Why does society reward the marketing manager well, yet scorn him? This paper argues that marketing managers are generally good people who do the dirty work for organizations. Furthermore, this dirty work is not necessary.
The organization’s definition of the role of the marketing manager conflicts with that definition of the role which best meets the needs of society. As a result, a person who performs well in this role of marketing manager often harms society; a conflict exists between “excellence in marketing” and the “needs of society.”
This paper first examines the reasons for role conflict. Next it discusses how people behave in the face of such conflict, and how this behavior is translated into marketing strategies. Finally, suggestions are made for dealing with the conflict.
Armstrong, J. S. (1978). The manager's dilemma: role conflict in marketing.
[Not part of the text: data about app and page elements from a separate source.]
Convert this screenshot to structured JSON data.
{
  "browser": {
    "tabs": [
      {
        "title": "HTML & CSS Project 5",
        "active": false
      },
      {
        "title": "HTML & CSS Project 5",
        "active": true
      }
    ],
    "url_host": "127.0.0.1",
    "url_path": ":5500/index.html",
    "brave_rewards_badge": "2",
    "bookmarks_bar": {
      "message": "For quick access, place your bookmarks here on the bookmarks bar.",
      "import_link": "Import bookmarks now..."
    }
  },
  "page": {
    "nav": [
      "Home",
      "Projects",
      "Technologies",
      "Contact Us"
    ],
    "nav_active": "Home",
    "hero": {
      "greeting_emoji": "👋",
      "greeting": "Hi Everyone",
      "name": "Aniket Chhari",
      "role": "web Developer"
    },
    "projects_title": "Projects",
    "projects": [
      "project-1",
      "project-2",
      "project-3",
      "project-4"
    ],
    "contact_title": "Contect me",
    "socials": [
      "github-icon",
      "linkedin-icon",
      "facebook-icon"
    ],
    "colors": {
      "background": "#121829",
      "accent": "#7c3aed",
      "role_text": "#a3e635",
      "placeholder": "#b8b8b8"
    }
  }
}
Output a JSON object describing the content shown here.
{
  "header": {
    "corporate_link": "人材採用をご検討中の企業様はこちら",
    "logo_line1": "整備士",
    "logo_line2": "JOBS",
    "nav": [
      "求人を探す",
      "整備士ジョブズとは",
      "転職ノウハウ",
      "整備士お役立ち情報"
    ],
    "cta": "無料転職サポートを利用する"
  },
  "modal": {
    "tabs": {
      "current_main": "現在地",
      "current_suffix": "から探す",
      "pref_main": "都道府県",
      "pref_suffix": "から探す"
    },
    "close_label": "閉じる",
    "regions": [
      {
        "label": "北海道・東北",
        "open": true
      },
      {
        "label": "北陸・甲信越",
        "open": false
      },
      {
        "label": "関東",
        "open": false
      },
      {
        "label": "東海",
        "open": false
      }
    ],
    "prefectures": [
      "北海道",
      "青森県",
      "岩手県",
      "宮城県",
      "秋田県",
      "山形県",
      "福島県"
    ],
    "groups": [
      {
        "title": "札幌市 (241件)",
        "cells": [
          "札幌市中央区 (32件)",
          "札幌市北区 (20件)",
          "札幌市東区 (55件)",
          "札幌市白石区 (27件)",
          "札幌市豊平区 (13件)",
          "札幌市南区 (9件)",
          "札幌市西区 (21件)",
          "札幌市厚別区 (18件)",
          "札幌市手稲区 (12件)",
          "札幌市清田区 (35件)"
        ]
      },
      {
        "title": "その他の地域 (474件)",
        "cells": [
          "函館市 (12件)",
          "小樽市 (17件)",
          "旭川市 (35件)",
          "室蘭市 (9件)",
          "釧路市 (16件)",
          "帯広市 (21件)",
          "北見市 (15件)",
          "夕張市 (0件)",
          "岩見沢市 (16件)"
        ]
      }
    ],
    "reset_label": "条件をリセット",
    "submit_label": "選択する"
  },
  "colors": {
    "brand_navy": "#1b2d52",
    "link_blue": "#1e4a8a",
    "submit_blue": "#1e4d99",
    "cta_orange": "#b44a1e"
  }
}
Retrieved from https://repository.upenn.edu/marketing_papers/30
Date Posted: 15 August 2006